## Work required
Images do not belong in the copy. Retype the entries exactly.

## Data for this task

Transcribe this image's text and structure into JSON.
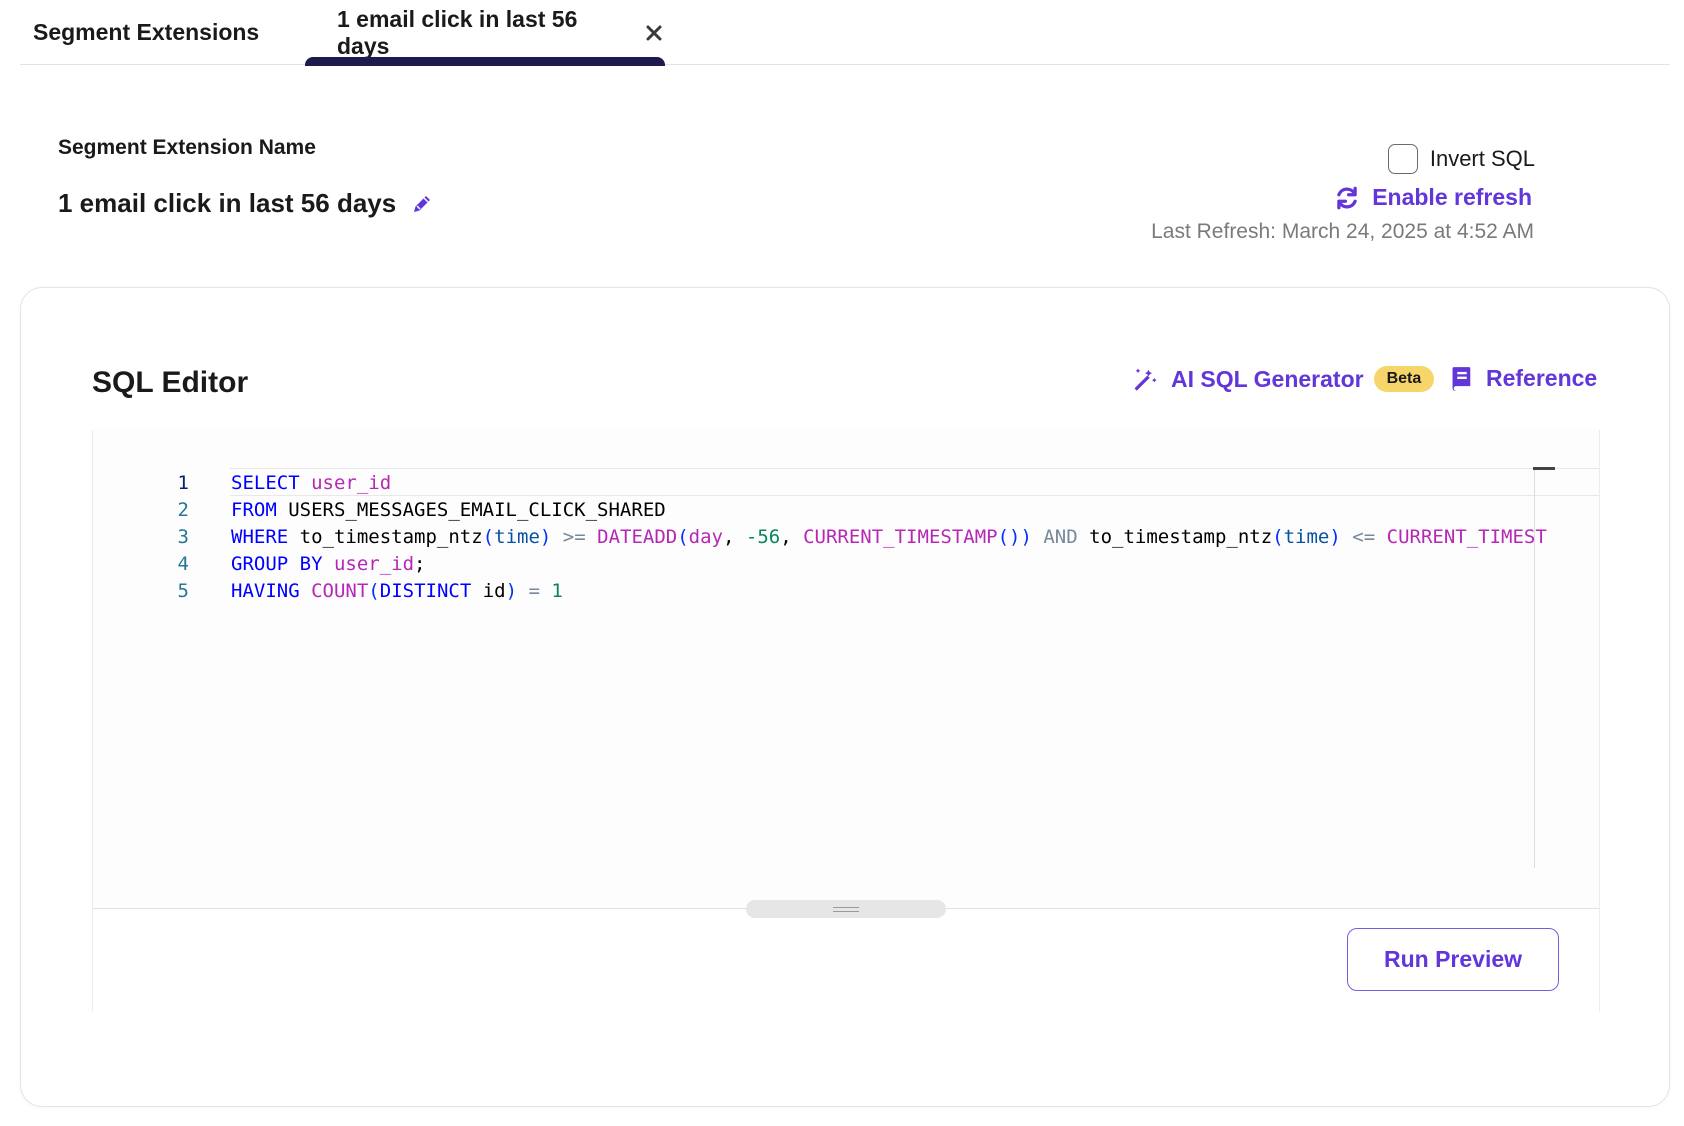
{
  "tabs": [
    {
      "label": "Segment Extensions"
    },
    {
      "label": "1 email click in last 56 days",
      "active": true
    }
  ],
  "header": {
    "name_label": "Segment Extension Name",
    "name_value": "1 email click in last 56 days",
    "invert_sql_label": "Invert SQL",
    "invert_sql_checked": false,
    "enable_refresh_label": "Enable refresh",
    "last_refresh": "Last Refresh: March 24, 2025 at 4:52 AM"
  },
  "editor": {
    "title": "SQL Editor",
    "ai_generator_label": "AI SQL Generator",
    "beta_badge": "Beta",
    "reference_label": "Reference",
    "line_numbers": [
      "1",
      "2",
      "3",
      "4",
      "5"
    ],
    "lines": [
      "SELECT user_id",
      "FROM USERS_MESSAGES_EMAIL_CLICK_SHARED",
      "WHERE to_timestamp_ntz(time) >= DATEADD(day, -56, CURRENT_TIMESTAMP()) AND to_timestamp_ntz(time) <= CURRENT_TIMEST",
      "GROUP BY user_id;",
      "HAVING COUNT(DISTINCT id) = 1"
    ],
    "run_preview_label": "Run Preview"
  },
  "colors": {
    "accent": "#6236d8",
    "tab_underline": "#1e1a4d",
    "beta_bg": "#f6d66b"
  }
}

## Response area
Transcribe this image's text and structure into JSON.
{
  "tabs": [
    {
      "label": "Segment Extensions"
    },
    {
      "label": "1 email click in last 56 days",
      "active": true
    }
  ],
  "header": {
    "name_label": "Segment Extension Name",
    "name_value": "1 email click in last 56 days",
    "invert_sql_label": "Invert SQL",
    "invert_sql_checked": false,
    "enable_refresh_label": "Enable refresh",
    "last_refresh": "Last Refresh: March 24, 2025 at 4:52 AM"
  },
  "editor": {
    "title": "SQL Editor",
    "ai_generator_label": "AI SQL Generator",
    "beta_badge": "Beta",
    "reference_label": "Reference",
    "line_numbers": [
      "1",
      "2",
      "3",
      "4",
      "5"
    ],
    "lines": [
      "SELECT user_id",
      "FROM USERS_MESSAGES_EMAIL_CLICK_SHARED",
      "WHERE to_timestamp_ntz(time) >= DATEADD(day, -56, CURRENT_TIMESTAMP()) AND to_timestamp_ntz(time) <= CURRENT_TIMEST",
      "GROUP BY user_id;",
      "HAVING COUNT(DISTINCT id) = 1"
    ],
    "run_preview_label": "Run Preview"
  },
  "colors": {
    "accent": "#6236d8",
    "tab_underline": "#1e1a4d",
    "beta_bg": "#f6d66b"
  }
}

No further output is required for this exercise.